Archive for September 20th, 2010

National integration with constitutional integrity

Azzat Kamaludin (
Malaysian Insider
September 20, 2010

SEPT 20 — Our lives, attitude and outlook are formed by the encounters we experienced. I shall begin my discussion of this subject, by sharing with you two encounters that have so shaped me.

The first occurred after I passed out from the Royal Military College, then known as the Federation Military College. It was a college set up in 1953 by the then British High Commissioner to Malaya, Sir Gerald Templar. Its Charter was and is “Preparing young Malayans (now Malaysians) to take their places as officers in the Armed Forces, in the higher divisions of the Public Services and as leaders in the professional, commercial and industrial life of the country”. It was the second full boarding school to be established in the country.

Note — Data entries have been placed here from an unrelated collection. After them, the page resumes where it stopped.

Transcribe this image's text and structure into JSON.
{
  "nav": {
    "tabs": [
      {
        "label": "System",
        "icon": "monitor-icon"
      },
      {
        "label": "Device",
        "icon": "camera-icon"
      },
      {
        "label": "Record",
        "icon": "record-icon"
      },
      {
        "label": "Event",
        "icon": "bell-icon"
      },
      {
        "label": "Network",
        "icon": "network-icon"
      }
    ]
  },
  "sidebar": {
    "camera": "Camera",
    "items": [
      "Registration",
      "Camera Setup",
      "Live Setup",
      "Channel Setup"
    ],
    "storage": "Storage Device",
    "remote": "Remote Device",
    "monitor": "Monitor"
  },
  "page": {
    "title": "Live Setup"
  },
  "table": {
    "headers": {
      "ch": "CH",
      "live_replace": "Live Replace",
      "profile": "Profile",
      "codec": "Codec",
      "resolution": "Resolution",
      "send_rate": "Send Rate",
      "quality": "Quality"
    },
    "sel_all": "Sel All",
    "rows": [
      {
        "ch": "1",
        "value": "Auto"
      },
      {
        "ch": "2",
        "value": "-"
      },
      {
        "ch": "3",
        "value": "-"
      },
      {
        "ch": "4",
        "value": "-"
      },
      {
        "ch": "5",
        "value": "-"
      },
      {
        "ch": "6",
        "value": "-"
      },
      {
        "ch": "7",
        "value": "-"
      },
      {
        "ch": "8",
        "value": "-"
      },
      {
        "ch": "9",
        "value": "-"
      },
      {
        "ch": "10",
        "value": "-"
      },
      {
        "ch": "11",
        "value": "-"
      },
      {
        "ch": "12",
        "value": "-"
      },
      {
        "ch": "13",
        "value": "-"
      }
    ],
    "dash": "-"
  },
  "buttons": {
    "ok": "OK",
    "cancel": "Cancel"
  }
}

The first full boarding school established on 2 January 1905 was the Malay College Kuala Kangsar, originally known as the Malay Residential School of Kuala Kangsar, it was conceived by the then Inspector of Schools for the Federated Malay States who in a letter to the Resident-General in February 1904 wrote about “establishing at a suitable locality in the Federated Malay States a residential school for the education of Malays of good family and for the training of Malay boys for admission to certain branches of Government service.”

I joined the Military College in Form 3, three years after Malaya became independent. After a few months of making friends I came to know Malays from Kota Baru, Besut and Kuala Lumpur; Chinese from Penang, Ipoh and Pontian; Indians, Sikhs and other races from Kuala Pilah, Seremban and Muar. Clearly the composition of students had been carefully constituted — there was not only geographical representation but also racial representation. I understood later that a racial quota was employed for admission to reflect the racial composition of the country then.

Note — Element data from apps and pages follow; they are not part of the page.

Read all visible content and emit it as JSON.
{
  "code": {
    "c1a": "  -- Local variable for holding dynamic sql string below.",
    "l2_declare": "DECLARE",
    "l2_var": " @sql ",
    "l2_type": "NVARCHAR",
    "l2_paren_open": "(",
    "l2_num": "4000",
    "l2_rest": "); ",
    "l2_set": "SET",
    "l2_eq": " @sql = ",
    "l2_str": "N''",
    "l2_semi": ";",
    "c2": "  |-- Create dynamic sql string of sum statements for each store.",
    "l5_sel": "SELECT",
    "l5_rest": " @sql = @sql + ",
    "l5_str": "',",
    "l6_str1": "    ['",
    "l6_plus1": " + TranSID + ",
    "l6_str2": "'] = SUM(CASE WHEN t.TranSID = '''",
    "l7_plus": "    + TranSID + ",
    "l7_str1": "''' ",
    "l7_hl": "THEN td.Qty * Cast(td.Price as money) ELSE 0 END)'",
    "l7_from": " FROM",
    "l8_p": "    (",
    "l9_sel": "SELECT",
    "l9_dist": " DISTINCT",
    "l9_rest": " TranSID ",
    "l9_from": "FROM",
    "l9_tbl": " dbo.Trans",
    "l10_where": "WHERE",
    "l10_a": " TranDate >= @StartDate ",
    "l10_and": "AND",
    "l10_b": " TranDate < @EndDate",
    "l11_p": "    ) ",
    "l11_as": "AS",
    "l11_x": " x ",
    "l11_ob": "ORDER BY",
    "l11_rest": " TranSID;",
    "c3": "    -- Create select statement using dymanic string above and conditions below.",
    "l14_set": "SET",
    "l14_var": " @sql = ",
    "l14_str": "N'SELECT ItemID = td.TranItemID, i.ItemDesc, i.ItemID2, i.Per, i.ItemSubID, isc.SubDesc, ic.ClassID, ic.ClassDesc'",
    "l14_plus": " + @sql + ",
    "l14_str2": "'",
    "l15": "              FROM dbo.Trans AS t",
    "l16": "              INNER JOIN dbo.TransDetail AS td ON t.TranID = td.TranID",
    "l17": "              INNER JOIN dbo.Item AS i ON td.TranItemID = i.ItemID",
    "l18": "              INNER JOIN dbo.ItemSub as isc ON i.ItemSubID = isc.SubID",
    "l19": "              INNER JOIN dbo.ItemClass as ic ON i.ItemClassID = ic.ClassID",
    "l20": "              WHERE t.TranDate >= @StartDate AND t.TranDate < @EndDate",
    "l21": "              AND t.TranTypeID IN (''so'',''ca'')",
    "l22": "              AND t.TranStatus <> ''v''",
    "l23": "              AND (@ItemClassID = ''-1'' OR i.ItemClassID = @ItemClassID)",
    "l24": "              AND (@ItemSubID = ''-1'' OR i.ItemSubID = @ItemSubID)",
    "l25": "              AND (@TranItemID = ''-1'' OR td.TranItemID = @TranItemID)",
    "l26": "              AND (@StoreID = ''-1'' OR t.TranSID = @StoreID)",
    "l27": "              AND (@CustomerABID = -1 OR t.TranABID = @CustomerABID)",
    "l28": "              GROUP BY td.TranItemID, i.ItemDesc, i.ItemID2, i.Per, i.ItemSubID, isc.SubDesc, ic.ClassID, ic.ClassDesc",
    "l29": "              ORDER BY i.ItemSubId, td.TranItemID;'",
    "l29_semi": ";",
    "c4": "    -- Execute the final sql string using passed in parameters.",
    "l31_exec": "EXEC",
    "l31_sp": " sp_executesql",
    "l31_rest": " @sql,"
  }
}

My two best friends when I left the College were a Chinese and a Sikh boy. As it happened, all three of us had decided to study law. We knew we could not pursue it without assistance from the State. I found that I had no problem whatsoever in obtaining a scholarship for my purpose. But it was not so for my two friends. Although there were scholarships for non-Malays, there was none for law. I tried to help them. Read the rest of this entry »

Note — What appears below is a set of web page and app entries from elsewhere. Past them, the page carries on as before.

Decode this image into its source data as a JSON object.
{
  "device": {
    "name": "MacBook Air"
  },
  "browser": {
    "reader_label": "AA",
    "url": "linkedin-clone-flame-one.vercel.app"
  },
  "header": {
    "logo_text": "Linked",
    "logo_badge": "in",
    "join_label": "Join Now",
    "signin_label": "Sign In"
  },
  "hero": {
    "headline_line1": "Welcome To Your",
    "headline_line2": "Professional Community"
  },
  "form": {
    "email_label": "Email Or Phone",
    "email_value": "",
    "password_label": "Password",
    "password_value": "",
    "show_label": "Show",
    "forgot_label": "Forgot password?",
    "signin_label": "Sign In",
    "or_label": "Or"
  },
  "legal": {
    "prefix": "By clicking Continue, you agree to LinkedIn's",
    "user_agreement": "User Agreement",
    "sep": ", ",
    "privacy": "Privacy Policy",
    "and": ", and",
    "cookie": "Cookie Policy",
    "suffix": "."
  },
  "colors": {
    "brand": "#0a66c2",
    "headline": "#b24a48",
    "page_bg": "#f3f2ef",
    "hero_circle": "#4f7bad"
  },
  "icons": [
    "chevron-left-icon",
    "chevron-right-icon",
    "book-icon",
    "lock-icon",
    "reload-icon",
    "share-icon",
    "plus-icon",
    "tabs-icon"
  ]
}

A nation of failed economic development plans

AB Sulaiman
Sep 20, 10

The world can be a nasty place especially in terms of planning, where your best and well intentioned plans can produce the worst unintended results. The country’s numerous development plans is a perfect example of this.

Since Independence we have always strived to be a country with strong social, economic and political credentials: a strong healthy and united people, public safety and security, great infrastructure, mature democracy, clean human rights record, good education system, governed under rule of law, and of course, a justice-minded judiciary.

To top them all off we are to enjoy a per capita income equal to the peoples in advanced economies. We wish to be an advanced country in our own right.

The current realities are anything but. The people are fragmented while some are migrating to friendlier lands, our infrastructure while adequate is wasteful, our democracy is an ugly disguise for authoritarianism, our education system produces non-thinking graduates, the rule of law has become the rule by law, and the judiciary is an international laughing stock. Read the rest of this entry »


Congrats Nazri for being the first in Cabinet to declare he is Malaysian first and race second – Ministers who refuse to make such declaration should be dropped from Cabinet

Congrats to Minister in the Prime Minister’s Department Datuk Seri Nazri Abdul Aziz for being the first in Cabinet to declare that he is Malaysian first Malay second in his open letter in reply to Awang Selamat of Utusan Malaysia (The Malaysian Insider).

Why it has taken more than six months since my challenge to Cabinet Ministers during the debate on the Royal Address in Parliament on March 18, 2010 to declare that they are Malaysian first and race second is really beyond me, as it demonstrates their total lack of support, commitment and political will to make Prime Minister Datuk Seri Najib Razak’s 1Malaysia policy work and suceeed.

I had at the time posed three simple tests of 1Malaysia to determine whether all the Cabinet Minsiters were sincerely and seriously committed to Najib’s 1Malaysia, viz:

• Whether he or she agrees to the establishment of an Opposition-headed Parliamentary Select Committee on 1Malaysia;

• Is he or she prepared to declare that the basis of 1Malaysia is “ketuanan rakyat Malaysia” and not “ketuanan Melayu”; and

• Is he or she prepared to endorse the objective of 1Malaysia as defined by the 1Malaysia Government Transformation Programme (GTP) Roadmap to create a nation where every Malaysian perceives himself or herself as Malaysian first, and by race, religion or region second.

Read the rest of this entry »